Biofuel is completely biodegradable Better utilization of undulated cultivable land Higher income from sales of glycerin to industry Less generation period of Jatropha plant compared to other non edible crops Long life span (40-50 years) Wider market for biofuel
Jatropha plant is non edible compared to other crops Opportunity of having carbon credit value (Kyoto protocol) Biodiesel gives you bigger boom with more power It was reported that a car on biodiesel could run at 27 miles /gallon Provision of new income and new opportunity for farmers Higher income of by-products –glycerin for industrial purpose Poverty reduction potentials
Biodiversity --- It was argued that natural habitats will be lost for wild animals and plants Food vs Fuel That farmers might loose focus of food production if fuel plants are lucrative Less food production may lead to high price of food stuffs resulting in inflation Inclement weather condition It could lead to deforestation There could be variable output and oil content Political problems (Inconsistent government policies)
Technical problems (from harvesting to production) Resource constraints Lack of public awareness Protectionism ---In form of import tarrifs and other barriers that hinders biofuel trades Integration of biofuel into fuel supply chain Lack of international agreement on fuel quality standards Many oil companies have been resistant to the blending of biofuel with their products More land is needed for the growth of biofuel plants as resource for biofuel
It is noteworthy that first generation biofuels are not sustainable Hence it is necessary to create sustainable biofuel production with no effect on food production and environment.

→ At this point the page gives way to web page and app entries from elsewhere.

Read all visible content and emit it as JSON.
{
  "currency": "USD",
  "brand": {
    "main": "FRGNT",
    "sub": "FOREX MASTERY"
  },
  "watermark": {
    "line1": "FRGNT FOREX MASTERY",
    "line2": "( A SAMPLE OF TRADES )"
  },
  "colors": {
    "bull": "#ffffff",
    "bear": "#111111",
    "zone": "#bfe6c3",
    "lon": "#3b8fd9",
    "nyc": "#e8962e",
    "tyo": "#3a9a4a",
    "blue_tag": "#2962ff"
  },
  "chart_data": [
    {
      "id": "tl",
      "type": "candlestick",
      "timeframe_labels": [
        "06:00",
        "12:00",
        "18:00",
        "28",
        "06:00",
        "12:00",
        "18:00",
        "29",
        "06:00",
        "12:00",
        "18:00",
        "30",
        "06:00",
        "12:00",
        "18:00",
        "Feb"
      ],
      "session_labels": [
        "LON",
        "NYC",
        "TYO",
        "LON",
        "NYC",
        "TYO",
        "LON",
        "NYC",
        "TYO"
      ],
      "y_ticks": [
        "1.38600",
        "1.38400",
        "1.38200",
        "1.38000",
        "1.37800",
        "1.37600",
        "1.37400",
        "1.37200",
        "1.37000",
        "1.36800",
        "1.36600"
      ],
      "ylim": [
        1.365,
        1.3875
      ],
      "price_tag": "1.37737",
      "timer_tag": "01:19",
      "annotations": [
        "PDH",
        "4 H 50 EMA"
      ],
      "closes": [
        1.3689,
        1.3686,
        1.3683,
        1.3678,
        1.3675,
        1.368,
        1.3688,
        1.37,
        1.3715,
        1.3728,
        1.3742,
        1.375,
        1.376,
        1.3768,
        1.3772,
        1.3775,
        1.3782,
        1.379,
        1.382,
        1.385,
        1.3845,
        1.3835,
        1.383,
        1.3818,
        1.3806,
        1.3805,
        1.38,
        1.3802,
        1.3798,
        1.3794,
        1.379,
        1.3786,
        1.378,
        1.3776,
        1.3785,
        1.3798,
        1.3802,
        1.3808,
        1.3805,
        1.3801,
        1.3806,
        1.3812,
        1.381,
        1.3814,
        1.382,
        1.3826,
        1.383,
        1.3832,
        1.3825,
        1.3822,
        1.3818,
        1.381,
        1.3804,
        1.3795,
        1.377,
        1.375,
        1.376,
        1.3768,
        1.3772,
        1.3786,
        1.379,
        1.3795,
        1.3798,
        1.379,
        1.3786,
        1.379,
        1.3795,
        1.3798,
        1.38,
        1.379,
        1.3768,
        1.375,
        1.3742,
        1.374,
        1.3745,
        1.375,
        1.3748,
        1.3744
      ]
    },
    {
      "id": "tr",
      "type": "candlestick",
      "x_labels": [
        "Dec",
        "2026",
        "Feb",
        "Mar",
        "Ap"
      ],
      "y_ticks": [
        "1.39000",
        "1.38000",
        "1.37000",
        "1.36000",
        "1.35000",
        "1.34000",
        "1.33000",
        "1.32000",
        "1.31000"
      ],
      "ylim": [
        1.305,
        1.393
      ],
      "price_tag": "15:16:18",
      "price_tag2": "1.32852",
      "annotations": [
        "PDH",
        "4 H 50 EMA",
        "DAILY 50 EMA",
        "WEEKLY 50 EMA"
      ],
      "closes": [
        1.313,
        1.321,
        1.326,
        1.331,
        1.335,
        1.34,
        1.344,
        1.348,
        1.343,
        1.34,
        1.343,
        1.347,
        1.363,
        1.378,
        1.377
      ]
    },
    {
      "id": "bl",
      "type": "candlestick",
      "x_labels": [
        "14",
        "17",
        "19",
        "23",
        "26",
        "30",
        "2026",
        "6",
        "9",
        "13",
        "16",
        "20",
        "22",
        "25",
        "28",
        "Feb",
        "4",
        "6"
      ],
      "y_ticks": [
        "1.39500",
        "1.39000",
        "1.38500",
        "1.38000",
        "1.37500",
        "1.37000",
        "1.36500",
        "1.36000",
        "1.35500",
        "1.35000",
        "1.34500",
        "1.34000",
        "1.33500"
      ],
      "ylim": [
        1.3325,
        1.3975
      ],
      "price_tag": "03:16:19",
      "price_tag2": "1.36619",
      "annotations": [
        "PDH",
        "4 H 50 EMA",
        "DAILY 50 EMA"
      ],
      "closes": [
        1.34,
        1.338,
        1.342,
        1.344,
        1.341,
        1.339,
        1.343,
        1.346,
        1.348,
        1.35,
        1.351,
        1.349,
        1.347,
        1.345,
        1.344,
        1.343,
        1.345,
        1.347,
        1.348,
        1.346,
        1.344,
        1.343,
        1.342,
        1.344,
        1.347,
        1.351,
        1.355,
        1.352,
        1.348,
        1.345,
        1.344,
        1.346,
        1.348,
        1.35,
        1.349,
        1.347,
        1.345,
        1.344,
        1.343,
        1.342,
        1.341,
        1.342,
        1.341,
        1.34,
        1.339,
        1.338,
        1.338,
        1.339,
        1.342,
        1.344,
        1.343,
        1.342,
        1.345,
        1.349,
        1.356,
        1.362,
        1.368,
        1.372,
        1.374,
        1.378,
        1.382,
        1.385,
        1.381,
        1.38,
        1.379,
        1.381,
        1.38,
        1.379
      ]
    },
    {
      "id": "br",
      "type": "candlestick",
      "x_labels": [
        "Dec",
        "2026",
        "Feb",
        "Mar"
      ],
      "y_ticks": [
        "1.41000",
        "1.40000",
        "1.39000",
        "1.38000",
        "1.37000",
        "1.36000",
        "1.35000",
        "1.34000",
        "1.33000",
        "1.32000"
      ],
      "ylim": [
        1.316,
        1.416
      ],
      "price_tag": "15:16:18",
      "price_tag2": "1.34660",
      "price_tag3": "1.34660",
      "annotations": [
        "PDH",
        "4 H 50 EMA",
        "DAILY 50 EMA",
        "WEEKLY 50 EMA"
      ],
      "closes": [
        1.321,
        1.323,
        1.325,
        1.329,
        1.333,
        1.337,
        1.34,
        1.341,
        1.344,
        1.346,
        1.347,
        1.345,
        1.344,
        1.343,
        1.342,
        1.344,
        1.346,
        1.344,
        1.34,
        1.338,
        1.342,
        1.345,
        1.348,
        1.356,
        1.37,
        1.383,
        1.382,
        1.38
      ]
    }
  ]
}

The most common strategy is to grow plants that could produce oil naturally e.g. oil palm, Jatropha plant, soybean, algae An enabling environment must be created by the government for all players in the industry
When the oil is heated, the resistance / viscosity is reduced The oil must be burnt with diesel engine The oil can be processed into biodiesel It was found that by 2020, about 19 million tons of oil equivalent would be derived from biomass Additionally, between 2000 and 2005 ethanol production has doubled while biodiesel production was quadrupled hence biofuels are rising.
It interesting to note that there exists a large potential of bioenergy production in many countries of the world that are yet to be tapped. Hence production and utilization of biofuel in Nigeria can potentially help solve the economic, social and environmental problems, if appropriate policies and related institutional and technological innovations are promoted.